Stuckey scored 22 points (15 shots), his most in 21 games. And Hamilton scored 31 (18 shots), his most in nine games.
That’s a combined 53 points on 33 shots. By comparison, Iverson averages 43 points in games that he takes at least 33 shots — and that includes a 60-point game in 2005.
In their last game, the Pistons trailed the Hornets, 20-11, with Iverson and outscored New Orleans, 76-70, without him. Last night, Detroit continued to play better without the future Hall of Famer.
In addition to the Pistons’ stellar backcourt play, Tayshaun Prince chipped in 17 points.
Rasheed Wallace and Antonio McDyess played solid defense on Dwight Howard. And their 23 combined rebounds helped Detroit win the board war by 10, their best margin in 10 games.
The Pistons were more cohesive and scrappier than they had been in a long time. The starters took turns scoring. They helped on defense. And they appeared to actually take pride in their play.
But they certainly weren’t perfect.
Stuckey didn’t balance scoring and floor-general duties, notching one assist and four turnovers.
Hamilton controlled the ball a little too much and had three turnovers.
Prince disappeared down the stretch and didn’t take a shot in the last nine minutes of the game.
McDyess slowed ball movement and didn’t have any assists.
Wallace shot 2-for-11.
And the Pistons bench scored just nine points, its fewest since it scored six against Charlotte on Jan. 13. But Iverson, in his new sixth man role, could help.

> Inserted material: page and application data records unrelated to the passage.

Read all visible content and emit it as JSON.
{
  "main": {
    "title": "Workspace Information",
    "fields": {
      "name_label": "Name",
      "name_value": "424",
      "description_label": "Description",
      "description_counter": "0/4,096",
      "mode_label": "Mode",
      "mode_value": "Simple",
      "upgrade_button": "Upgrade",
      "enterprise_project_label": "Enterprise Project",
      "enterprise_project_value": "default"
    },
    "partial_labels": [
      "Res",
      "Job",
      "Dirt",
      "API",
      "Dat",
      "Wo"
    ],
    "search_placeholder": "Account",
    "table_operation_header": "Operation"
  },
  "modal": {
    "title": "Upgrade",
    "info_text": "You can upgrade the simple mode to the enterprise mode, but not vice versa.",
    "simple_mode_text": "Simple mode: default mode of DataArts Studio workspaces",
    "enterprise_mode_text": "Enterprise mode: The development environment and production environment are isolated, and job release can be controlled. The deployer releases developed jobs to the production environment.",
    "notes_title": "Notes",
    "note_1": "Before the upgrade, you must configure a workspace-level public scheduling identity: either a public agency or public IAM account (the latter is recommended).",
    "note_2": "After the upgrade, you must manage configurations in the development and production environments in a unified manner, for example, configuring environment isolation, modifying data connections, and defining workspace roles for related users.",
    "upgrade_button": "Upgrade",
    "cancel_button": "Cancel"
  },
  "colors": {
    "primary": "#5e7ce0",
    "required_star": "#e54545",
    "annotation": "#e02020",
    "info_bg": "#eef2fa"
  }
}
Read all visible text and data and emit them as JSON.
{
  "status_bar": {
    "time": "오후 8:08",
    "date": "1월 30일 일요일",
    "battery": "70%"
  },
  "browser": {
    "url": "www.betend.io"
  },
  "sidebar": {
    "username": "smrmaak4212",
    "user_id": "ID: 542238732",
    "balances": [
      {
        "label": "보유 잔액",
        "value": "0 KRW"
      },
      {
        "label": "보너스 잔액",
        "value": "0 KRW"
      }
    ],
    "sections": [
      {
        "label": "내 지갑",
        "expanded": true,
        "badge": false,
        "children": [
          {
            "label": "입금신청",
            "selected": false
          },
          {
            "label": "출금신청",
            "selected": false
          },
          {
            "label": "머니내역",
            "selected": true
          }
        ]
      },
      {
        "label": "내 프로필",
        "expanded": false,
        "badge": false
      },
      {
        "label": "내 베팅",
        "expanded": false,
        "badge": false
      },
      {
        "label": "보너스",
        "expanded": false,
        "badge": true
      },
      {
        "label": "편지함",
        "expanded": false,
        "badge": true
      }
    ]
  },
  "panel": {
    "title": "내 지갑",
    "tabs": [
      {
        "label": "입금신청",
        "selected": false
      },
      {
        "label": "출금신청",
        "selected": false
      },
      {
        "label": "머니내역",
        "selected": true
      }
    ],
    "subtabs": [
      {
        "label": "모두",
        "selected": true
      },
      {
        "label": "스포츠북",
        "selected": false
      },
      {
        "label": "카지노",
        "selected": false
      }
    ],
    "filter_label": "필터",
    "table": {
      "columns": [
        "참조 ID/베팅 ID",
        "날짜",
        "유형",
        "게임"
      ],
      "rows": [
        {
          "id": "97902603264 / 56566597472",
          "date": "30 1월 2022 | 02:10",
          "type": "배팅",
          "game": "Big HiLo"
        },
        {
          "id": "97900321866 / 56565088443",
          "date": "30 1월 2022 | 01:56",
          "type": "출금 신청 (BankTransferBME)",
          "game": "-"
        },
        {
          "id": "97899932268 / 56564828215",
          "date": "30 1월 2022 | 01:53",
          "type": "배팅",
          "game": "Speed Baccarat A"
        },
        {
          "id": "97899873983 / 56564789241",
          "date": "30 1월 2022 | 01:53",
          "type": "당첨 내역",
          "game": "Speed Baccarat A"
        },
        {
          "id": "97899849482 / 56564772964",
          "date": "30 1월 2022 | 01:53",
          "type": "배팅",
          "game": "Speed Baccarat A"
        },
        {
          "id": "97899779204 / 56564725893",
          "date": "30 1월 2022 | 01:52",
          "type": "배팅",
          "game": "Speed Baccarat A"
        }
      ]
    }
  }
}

Maybe it’s just greedy to think of how a win over one of the NBA’s elite teams could have been smoother.
But all of a sudden, this season has hope.